§ **Assignment**:
From the listing below, copy each line where "micrometer" occurs.

§ **Dataset content**:
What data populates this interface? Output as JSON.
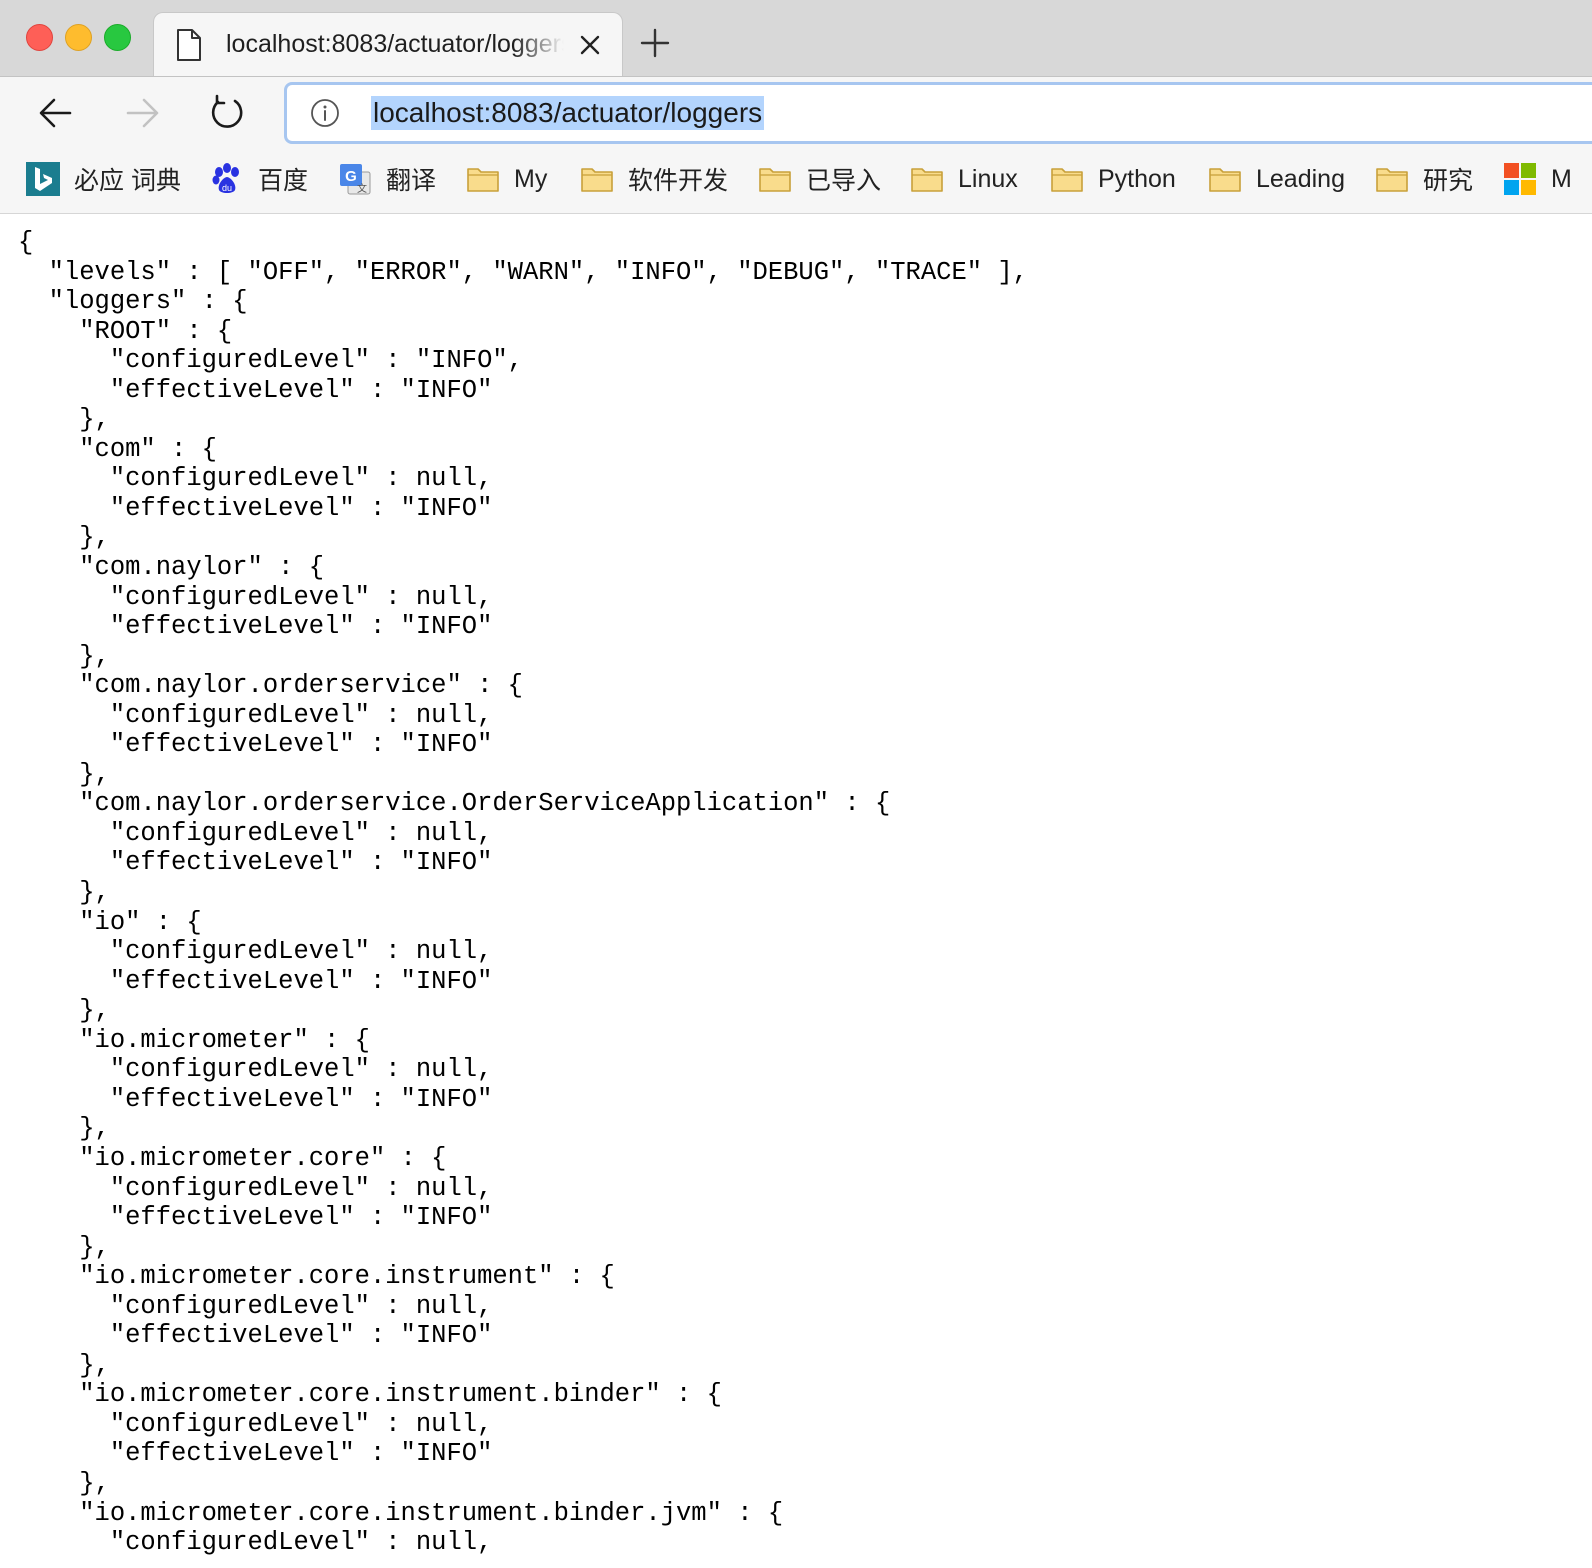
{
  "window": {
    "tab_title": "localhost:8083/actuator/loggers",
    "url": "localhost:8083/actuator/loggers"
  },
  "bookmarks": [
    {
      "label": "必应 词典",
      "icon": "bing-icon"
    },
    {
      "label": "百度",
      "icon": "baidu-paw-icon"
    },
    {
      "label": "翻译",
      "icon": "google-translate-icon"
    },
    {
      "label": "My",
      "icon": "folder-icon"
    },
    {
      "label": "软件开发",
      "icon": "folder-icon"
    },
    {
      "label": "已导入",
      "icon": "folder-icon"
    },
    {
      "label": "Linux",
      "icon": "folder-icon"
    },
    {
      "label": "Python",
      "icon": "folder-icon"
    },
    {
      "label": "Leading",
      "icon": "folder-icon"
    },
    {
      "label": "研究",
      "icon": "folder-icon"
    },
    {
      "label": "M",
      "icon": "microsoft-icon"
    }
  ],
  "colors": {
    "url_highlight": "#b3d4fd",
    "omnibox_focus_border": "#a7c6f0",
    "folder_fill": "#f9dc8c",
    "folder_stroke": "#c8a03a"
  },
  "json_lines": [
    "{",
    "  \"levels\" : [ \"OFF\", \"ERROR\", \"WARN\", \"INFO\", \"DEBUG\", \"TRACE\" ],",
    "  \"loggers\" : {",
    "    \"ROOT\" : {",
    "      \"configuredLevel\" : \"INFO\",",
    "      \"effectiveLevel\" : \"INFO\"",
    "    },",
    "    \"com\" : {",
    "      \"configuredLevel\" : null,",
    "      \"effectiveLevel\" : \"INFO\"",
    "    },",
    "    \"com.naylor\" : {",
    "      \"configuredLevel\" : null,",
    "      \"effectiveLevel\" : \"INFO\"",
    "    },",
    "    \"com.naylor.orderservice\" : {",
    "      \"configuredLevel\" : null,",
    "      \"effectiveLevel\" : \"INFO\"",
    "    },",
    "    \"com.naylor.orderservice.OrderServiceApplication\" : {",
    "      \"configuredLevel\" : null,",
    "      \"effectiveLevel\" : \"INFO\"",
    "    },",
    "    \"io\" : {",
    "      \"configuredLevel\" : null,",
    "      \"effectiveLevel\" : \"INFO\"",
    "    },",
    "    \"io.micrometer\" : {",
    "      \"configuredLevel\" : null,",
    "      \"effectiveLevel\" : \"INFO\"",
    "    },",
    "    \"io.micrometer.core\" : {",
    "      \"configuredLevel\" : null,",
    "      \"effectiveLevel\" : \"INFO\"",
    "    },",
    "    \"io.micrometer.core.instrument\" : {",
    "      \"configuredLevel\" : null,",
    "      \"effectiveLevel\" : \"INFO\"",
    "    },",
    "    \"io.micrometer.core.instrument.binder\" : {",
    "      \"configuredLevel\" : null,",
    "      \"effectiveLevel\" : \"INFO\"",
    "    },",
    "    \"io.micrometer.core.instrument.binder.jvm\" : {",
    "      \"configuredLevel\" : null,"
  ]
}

§ **Solved exercise**:
    "    \"io.micrometer\" : {",
    "    \"io.micrometer.core\" : {",
    "    \"io.micrometer.core.instrument\" : {",
    "    \"io.micrometer.core.instrument.binder\" : {",
    "    \"io.micrometer.core.instrument.binder.jvm\" : {",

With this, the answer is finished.